The project is already a complex one. The bridges are currently owned by the federal government but will eventually be turned over to the state once replaced. They’re considered functionally obsolete, and officials have said pursuing long, costly fixes in lieu of replacement could be catastrophic to crossings that carry tens of millions of cars each year.
The Healey administration now estimates that for the Sagamore Bridge alone, construction on a new bridge would begin in late calendar year 2028 and would last until late 2035 or early 2036. The state had said in applications it submitted last year it could begin construction by 2027.
Even before the latest jump in estimated cost, it was already considered one of the most expensive bridge projects in the country. That means its requests for federal funding would, too, stand among the highest.
Healey has promised to double the state’s financial commitment to the project up to $700 million. State officials hope another $350 million included in a wide-ranging US Senate appropriations bill also survives, though that is no guarantee in a divided Washington staring down a major fight over government funding this fall.
In this round of federal grants, the state plans to seek $372 million between two federal programs, applications for which are due by next week, before applying for nearly $1.08 billion under the federal Bridge Investment Program this fall.
“We think the financing plan is the right one and helps us maximize our chances,” Healey said. “The project has always been about getting both bridges rebuilt and seeing that through.”
Healey’s approach has the backing of members of the state’s federal delegation. The state is trying to fit “the strategy into the money available,” said US Representative William Keating, a Bourne Democrat.
“This is a smart, pragmatic approach to capturing the money,” Keating said in an interview. “The risk is not acting. This was always going to be phased-in over a period of years because it’s such a lengthy project.”
In a joint statement, Senators Elizabeth Warren and Edward Markey, along with Keating, called the Healey administration’s approach an “actionable” one after failed attempts to score funding under Baker, a Republican.
“Massachusetts now has a fighting chance to start replacing the bridges,” the Democrats said.

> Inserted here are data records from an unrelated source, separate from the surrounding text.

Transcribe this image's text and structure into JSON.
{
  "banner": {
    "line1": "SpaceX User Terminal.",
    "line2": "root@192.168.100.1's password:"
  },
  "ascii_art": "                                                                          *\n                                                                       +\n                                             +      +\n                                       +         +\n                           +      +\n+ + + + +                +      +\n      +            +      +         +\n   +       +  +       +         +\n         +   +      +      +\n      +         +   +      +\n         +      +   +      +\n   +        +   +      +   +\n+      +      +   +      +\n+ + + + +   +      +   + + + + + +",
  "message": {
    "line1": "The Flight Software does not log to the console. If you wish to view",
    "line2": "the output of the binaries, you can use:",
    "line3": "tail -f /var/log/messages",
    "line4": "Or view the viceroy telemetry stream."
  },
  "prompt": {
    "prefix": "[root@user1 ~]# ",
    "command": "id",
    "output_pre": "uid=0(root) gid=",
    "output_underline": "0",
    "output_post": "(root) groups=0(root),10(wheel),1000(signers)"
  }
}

Federal officials have said previous attempts to score aid for the project failed partly because the state and Army Corps of Engineers didn’t have a fully fleshed-out financing plan. A Department of Transportation official told state officials in March that it had identified a $630 million shortfall in the project, according to meeting notes obtained by The Boston Globe.
The bridges, which first opened to traffic in 1935, were intended to stand for just 50 years, and the Army Corps recommended in 2020 that both be replaced.
Without replacing or fixing each bridge, officials have warned they could be forced to permanently close a lane in each direction by 2032 on the Bourne Bridge and 2036 on the Sagamore Bridge. Should they simply fix things as they fail, officials warned they would likely have to begin limiting the size of trucks allowed on either bridge in 2026 and 2030, respectively.
State officials said they plan to replace the Sagamore Bridge first because it carries nearly 17,000 more cars on average each day than the Bourne.
“This is great that we’re moving ahead with an improved application that hopefully answers some of the questions” federal officials had last year, said state Senator Susan Moran, a Falmouth Democrat. “But we really want to make sure we continue the two-bridge [goal].”
MJ Mastrangelo, chair of the Bourne Select Board, said the panel had not yet been formally briefed on the state’s new financing approach. But she said she’s willing to consider it, even if it potentially means extending the timeline for replacing both bridges.
“It prolongs the agony for the Bourne Bridge users,” she said. “But you’ve got to start somewhere.”